[[ Data provided, beginning ]]

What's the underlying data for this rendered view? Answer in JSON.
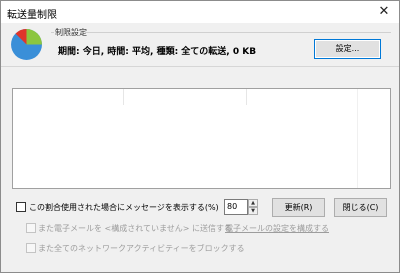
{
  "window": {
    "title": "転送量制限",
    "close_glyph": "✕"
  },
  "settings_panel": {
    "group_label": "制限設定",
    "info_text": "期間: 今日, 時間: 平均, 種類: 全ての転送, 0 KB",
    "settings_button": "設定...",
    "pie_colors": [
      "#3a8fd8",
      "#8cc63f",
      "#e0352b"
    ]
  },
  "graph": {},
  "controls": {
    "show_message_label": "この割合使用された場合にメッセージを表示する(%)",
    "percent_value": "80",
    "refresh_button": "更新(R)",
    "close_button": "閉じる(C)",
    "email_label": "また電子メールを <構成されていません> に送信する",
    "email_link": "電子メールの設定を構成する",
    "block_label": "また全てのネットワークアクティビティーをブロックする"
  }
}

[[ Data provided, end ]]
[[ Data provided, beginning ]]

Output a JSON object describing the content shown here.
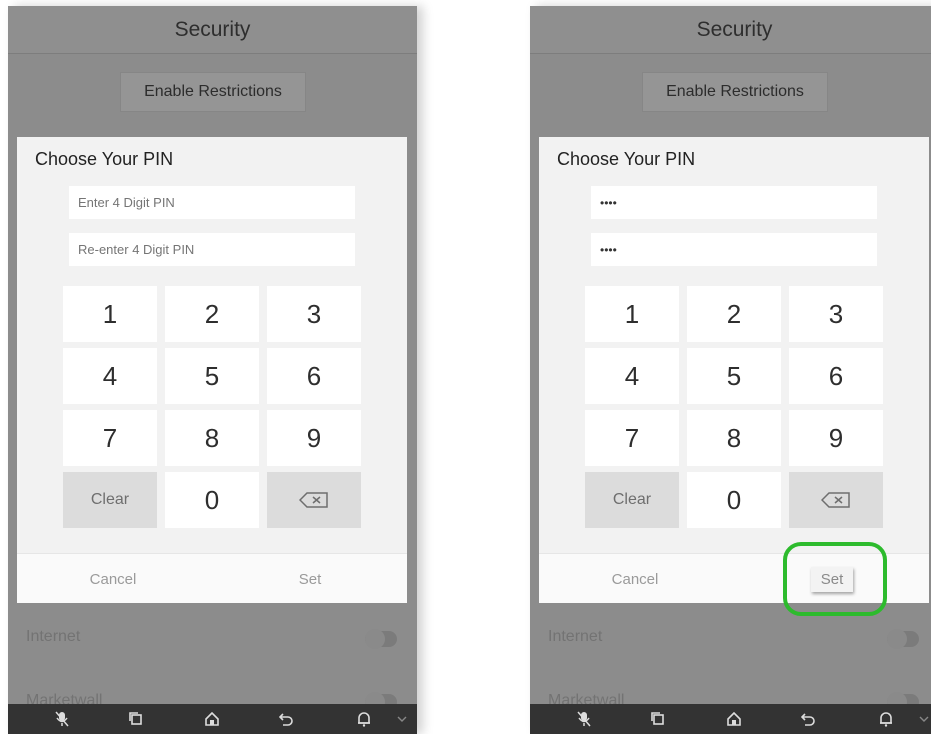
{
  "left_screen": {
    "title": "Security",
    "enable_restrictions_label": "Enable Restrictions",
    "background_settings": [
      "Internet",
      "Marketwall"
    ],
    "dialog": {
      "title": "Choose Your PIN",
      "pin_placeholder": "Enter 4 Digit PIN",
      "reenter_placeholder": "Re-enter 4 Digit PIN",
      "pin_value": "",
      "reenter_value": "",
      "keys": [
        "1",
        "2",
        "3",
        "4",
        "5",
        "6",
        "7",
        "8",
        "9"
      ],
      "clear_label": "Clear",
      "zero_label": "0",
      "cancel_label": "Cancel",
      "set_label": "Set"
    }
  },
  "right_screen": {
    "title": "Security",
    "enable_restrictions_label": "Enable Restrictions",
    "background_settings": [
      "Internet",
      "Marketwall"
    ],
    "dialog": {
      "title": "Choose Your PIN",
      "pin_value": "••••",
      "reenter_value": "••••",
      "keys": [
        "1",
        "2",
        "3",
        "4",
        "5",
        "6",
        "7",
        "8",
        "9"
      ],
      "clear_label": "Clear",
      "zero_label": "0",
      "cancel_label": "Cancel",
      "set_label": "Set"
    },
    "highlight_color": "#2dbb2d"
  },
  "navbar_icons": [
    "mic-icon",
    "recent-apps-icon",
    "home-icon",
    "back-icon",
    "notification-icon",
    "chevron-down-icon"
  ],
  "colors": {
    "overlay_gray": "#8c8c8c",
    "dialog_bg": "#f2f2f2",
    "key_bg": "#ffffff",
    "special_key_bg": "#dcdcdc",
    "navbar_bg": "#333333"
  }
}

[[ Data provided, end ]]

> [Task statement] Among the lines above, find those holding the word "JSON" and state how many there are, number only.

> [Response to this task] 2